I teamed up with A.D. Miles. Zach, Miles, and I lived together for a while. Miles and I did sketch after that, which is where I started finding success. We did that for probably three years. We did a monthly show in a place called Stand Up New York. Miles and I finally did Luna Lounge, which was the big show at the time. We had a really good set and that's when people started recognizing us as a good duo. After that, each of us did our own thing.
When did you meet Eugene Mirman?
I was living in LA with Zach for a year and a half. I moved back to New York in 2001. Eugene and I had the same manager at the time and I didn't know it. Marla, our manager, said, "I think you'll really like Eugene." He had a show in the East Village for a while, which I did a couple of times. He liked me and I liked his style. Then he had a little show in RiFiFi , which I also did. I said, "I want to have my own show too." He did Wednesday night and I wanted to do Tuesday night, and he said, "Why don't we just team up and do Wednesday night together?"
How long did it take Invite Them Up to get a following?
About a year to a year and a half. We did new material every week, but at that point it was really hard cause we'd have eight people in the crowd and I would have this great bit and couldn't do it again. Once a month we'd have a big name and have a really big turn out and it started building from that. People knew we had a really solid show and concept. It was really experimental and fun.

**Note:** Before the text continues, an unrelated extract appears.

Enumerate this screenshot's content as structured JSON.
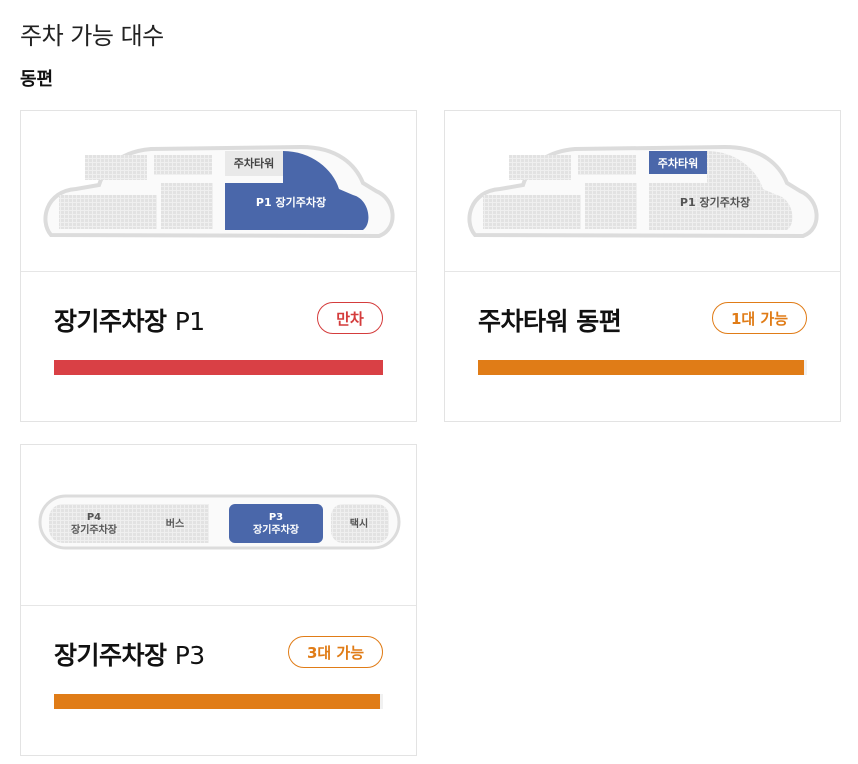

What were some ways that you'd promote Invite Them Up?
Mainly word of month. We had an ad in Time Out New York, which is the only advertisement we've had. We never updated. I think still to this day it hasn't been updated. It was word of mouth, but we wanted it that way. We wanted to keep it on the down low and to slowly build the audience that we wanted.
Was the show ever cancelled because too few people were in the audience?
We came close around four times. That's eight people, which, in this business, is a huge crowd to some people. We never canceled it. We were lucky.
Is there any advice you could offer to someone that's just starting to produce their own show?
Be confident with the owner of the venue and fake it. Tell him that in a year you'll have the best show in the city or you'll give him a million dollars. The owner and I fought all the time. The owner has to make money and you have to be confident that it'll be a good show. Be patient, persistent, and, realistically, give yourself about a year before the show can take off.
What do you think of the term alternative comedy?
I have to get used to it. I don't really like it. It's a word I have to like because I'm technically doing it. I like the word experimental more. I'd rather call it good original comedy. It should be original and not alternative.
Are you noticing that comedian is a career that young people aspire to have?
There's a lot of young kids starting in stand up as a stepping stone to something else. It's growing tremendously. Last night, at our show, there was this young kid named Joe Mande , who just graduated from college. He's twenty-one and he's really good. He did it his whole college career. Comedy is incredibly popular right now.
Other than Invite Them Up, what are some places where people can see you perform?
I perform a lot at RiFiFi, which has turned into a comedy venue. More alternative shows around town. Hopefully, we're going to have an Invite Them Up tour if our CD gets more respect.
Can you tell me more about the tour?
We're working on it now. We're going to see how the sales of the CD go. Right now, it's doing okay. I would think that maybe next fall we'll try to set up some tour dates, but nothing sooner. That's my next goal. It's hard to corral a lot of comedians to do one tour together.
What are some places that you like to hang out after a show?
Invite Them Up is notorious for its after parties. I hang out at RiFiFi constantly, plus I get free drinks, which is a deadly combination. But now that I have a girlfriend, I hang out on her deck grilling and barbequing every night. To me, that's a whole lot better than hanging out with a bunch of desperate and single comedians.